Titans and monsters cause trouble once again in “Wrath of the Titans,” the sequel to the 2010 “Clash of the Titans.” Though there are plenty of creatures and giants, they make a mess of both Greece and the movie as they stumble on screen.

Perseus (Sam Worthington), the half-human, half-god son of Zeus (Liam Neeson), is content living the life of an ordinary mortal in a seaside village. But as the power of the gods wane, Hades (Ralph Fiennes) and Ares (Edgar Ramirez) betray the gods and capture Zeus to sacrifice him and unleash the titan Kronos from his prison in Tartarus. Before Kronos and the fiends of Tartarus unleash chaos on the world, Perseus must save his father and find the pieces to a mythical weapon.

This movie is all about the action. After a brief reintroduction to the hero from the first film, “Wrath of the Titans,” the new movie jumps quickly from monster fight to monster fight with little time for any development. There is no time to map and savor the characters or the conflicts between them, which is the film’s main issue.

Except for a few quick lines explaining the back-story, exploration of the main characters is left by the wayside. The characters are all too busy fighting one another to reveal any substantial story behind them. Agenor (Toby Kebbell) is a rogue and son of Poseidon, but beyond that the audience learns hardly anything about him and just goes along with Perseus’ quest. This makes the performances not only shallow, but forced.

For the most part, the sets and locations of the film all have a very similar appearance to a dusty, desolate wasteland. The Greek buildings already look like battered ruins. So many locations have sandy ground and rocky ledges that it’s perplexing how any human can live there, let alone entire armies and civilizations. It does not matter whether the world is saved — the land is already bleak and barren after Kronos rampages through it.

The storyline of “Wrath of the
Titans” is essentially a carbon copy of its predecessor. Perseus starts out living an ordinary human life in both films, and he fights hideous humanoid monsters, a tragically flawed superhuman rival and a colossal monster in both as well. Perseus has to seek advice from mysterious mythical characters to find an ancient superweapon to defeat evil. It does not take long for the number of direct parallels between the two films to become tiring.

Some of the monsters, such as the stampeding Chimera or the monumentally large lava titan, Kronos, may look impressive, but others appear cheap or difficult to distinguish. The Minotaur especially is very hard to see in the dark depths of the labyrinth.

The fights against the monsters leave much to be desired. The sword work can feel very choppy and slow. Other fights are so poorly shot that it is difficult to discern just how Perseus got the chains around the Chimera’s neck or how many poorly animated CGI Cyclops are attacking the group.

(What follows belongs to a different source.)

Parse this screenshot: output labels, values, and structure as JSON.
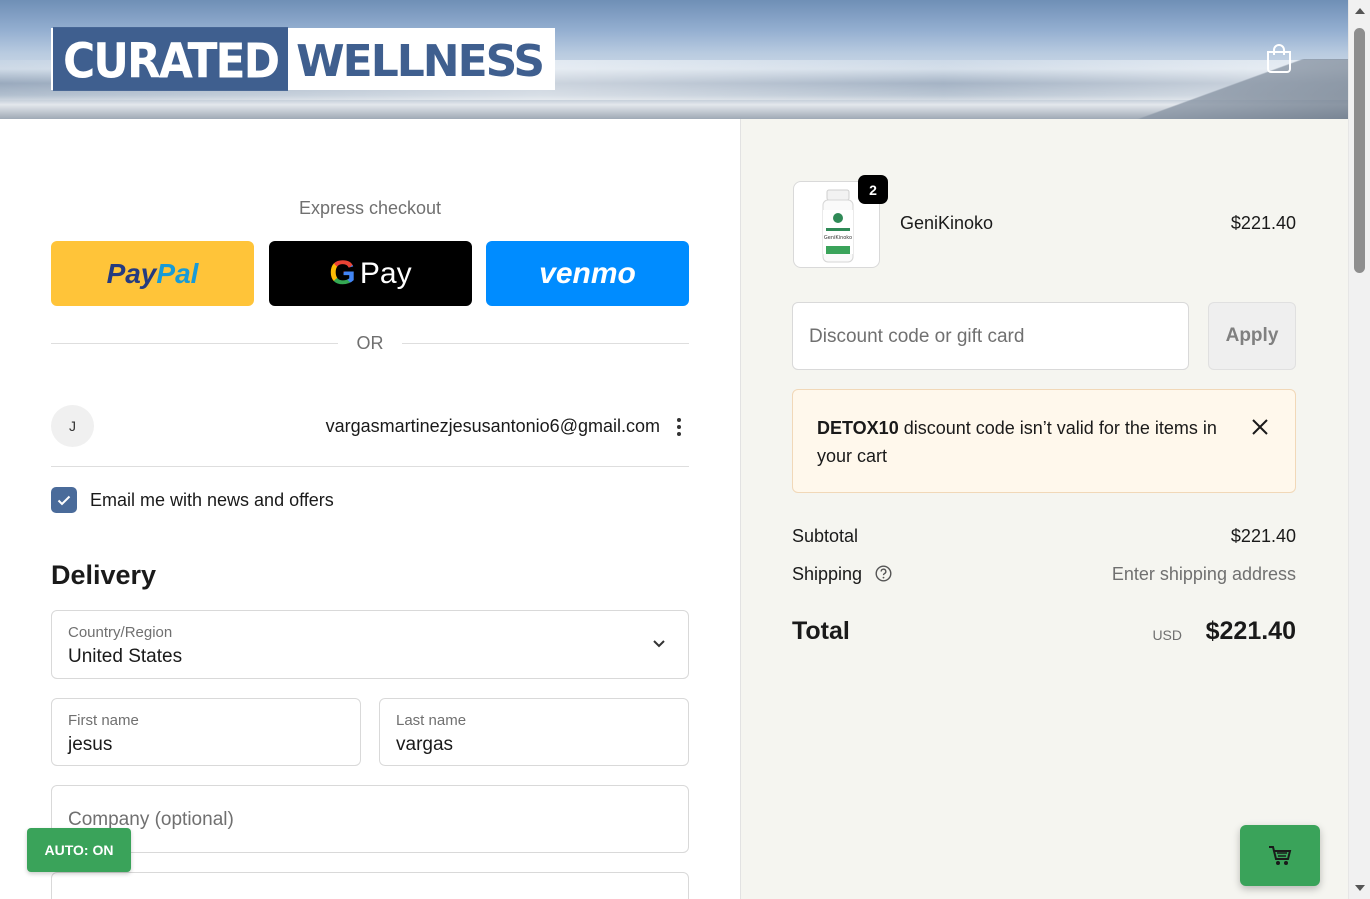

Overall, “Wrath of the Titans” falters and falls short in its character and story development, and the fights and settings are dull. Like the powers of the Greek gods in the film, “Clash of the Titans” shows many sides of fading by its second installment.